Insects use a well-honed sense of smell to transmit diseases, destroy crops, and pollinate flowers — behaviors that are both beneficial and detrimental for humankind. These tasks are complicated because natural odor environments fluctuate rapidly in the wild. How do insects find their targets in a world of ever-changing signals? The lab of Yale’s Thierry Emonet found an ingenious way to track — and even predict — how insects navigate in a chaotic world. By exposing flies in darkened area to smoke from a burning stick, researchers in Emonet’s lab mimicked natural world of complex, fluctuating odor signals, allowing them to record not only the flies seemingly random movements, but also the odor signal a fly perceives during navigation.

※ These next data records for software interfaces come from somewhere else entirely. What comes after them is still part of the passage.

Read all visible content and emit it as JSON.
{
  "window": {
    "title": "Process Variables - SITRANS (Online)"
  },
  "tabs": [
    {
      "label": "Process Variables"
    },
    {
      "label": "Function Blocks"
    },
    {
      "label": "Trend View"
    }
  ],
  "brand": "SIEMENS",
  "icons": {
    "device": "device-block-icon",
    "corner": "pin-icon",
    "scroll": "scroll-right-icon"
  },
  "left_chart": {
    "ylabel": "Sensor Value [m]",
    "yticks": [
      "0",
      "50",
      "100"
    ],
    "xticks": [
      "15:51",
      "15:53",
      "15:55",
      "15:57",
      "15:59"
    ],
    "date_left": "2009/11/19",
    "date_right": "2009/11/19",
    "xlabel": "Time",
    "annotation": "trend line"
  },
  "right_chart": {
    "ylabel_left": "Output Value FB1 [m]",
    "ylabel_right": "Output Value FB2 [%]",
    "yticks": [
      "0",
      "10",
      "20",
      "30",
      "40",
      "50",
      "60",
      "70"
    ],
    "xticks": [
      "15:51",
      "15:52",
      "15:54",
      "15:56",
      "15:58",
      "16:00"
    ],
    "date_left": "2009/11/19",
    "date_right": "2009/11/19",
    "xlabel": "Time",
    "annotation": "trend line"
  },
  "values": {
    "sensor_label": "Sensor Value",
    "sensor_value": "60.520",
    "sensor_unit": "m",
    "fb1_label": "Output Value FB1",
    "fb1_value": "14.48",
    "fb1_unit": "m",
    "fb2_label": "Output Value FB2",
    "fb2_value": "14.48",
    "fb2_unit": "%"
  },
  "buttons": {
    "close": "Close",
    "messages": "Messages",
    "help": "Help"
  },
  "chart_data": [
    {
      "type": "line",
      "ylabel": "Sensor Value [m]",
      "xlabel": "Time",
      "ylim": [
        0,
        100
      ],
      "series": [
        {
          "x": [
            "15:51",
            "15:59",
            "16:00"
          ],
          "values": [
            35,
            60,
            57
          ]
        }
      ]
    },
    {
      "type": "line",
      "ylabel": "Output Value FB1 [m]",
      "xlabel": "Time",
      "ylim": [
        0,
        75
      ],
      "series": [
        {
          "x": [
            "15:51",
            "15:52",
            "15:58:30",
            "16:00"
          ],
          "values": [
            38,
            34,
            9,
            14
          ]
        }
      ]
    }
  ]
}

“When the air flow is stable and odor release is relatively constant, flies navigate in a more deterministic way,” Emonet said. “But when faced with a more complicated signal they adopt a more probabilistic strategy to control their speed and orientation and navigate toward the source.” Understanding how nature has developed strategies to navigate changing signals has technological benefits as well: it could help developers of artificial intelligence design robots to navigate environments inaccessible to humans, such as finding hidden explosives.